What is biofuel?
Biofuel is a generic name for various kinds of fuels that are made from biomass. Because they are renewable fuels, they are an alternative to fossil fuels. The stocks of fossil fuels are limited and not renewable. There are different forms of biofuel, namely: solid, liquid and gaseous. Liquid and gaseous biofuels are obtained from a solid biomass such as dead plants.
In certain areas, only fast-growing trees can be planted in order to obtain biofuel. If we need to plant trees for biofuel, it is not ethical to plant these trees on fertile land, because this land is needed for the production of food. But on presently eroded areas planting trees in order to produce biofuel does not harm the food supply chain and therefore this is morally acceptable. It can even offer a living and income for the actual poor inhabitants who hardly are able to get an income from their degraded soils. Various techniques are being developed to distil and produce biofuel from trees or their nuts in an ecologically safe way. It is also possible to obtain wood tar from leftovers from the wood processing industry, which can be distilled, among other things, into biofuel in various forms. In this simple way household fuel can become available to the local population.
Advantages of biofuels

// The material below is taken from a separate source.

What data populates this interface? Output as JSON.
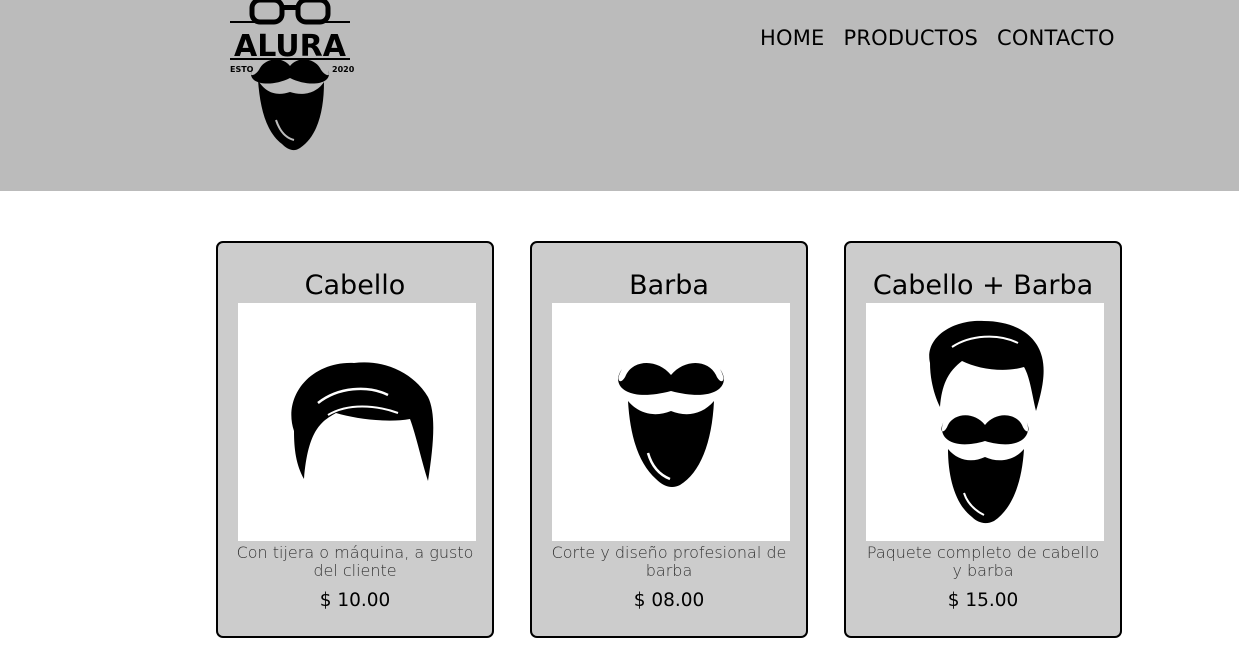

By planting trees for biofuel, the trees disconnect CO2 from the air during their lifetime. This is an important part in reducing the CO2 concentration and very important to try to minimize climate change. Additionally, 70% less soot and other particles are released by the combustion of some biofuels.
Disadvantages of biofuel
One of the disadvantages of biofuels is the need of fertilizers that may be necessary for the growth of the trees. The excessive use of fertilizers can lead to emissions of the greenhouse gas nitrous oxide (N2O). Nitrous oxide has a much stronger greenhouse effect than CO2.
It is also very interesting to produce charcoal from planted trees. If we produce charcoal from the already existing trees from nature, we add CO2 into the atmosphere. If, however, we plant trees in order to produce charcoal we do not add extra CO2: the trees unbind the CO2 and while turning it into charcoals and burning it in order to cook and heat, we add the same quantity of CO2 again into the atmosphere. Two third of humanity still cooks and heats with charcoal and if produced by planted trees this way of cooking and heating is much cleaner than if it’s done by burning fossil fuels that bring millions of tons of extra CO2 in the atmosphere.
- Charcoal from planted trees is a cradle to cradle solution
- Fossil fuels are not a cradle to cradle solution and make the CO2 concentration in the atmosphere rise.
With the Groasis Waterboxx® and Growboxx® plant cocoon, people – who have almost no money and live on degraded soils – can plant their own trees for wood production. They can use the wood as an alternative to heat up their house or in order to cook. This cradle to cradle solution being available for millions of people now through using the Waterboxx® and Growboxx® plant cocoon will help us reducing the CO2 pollution.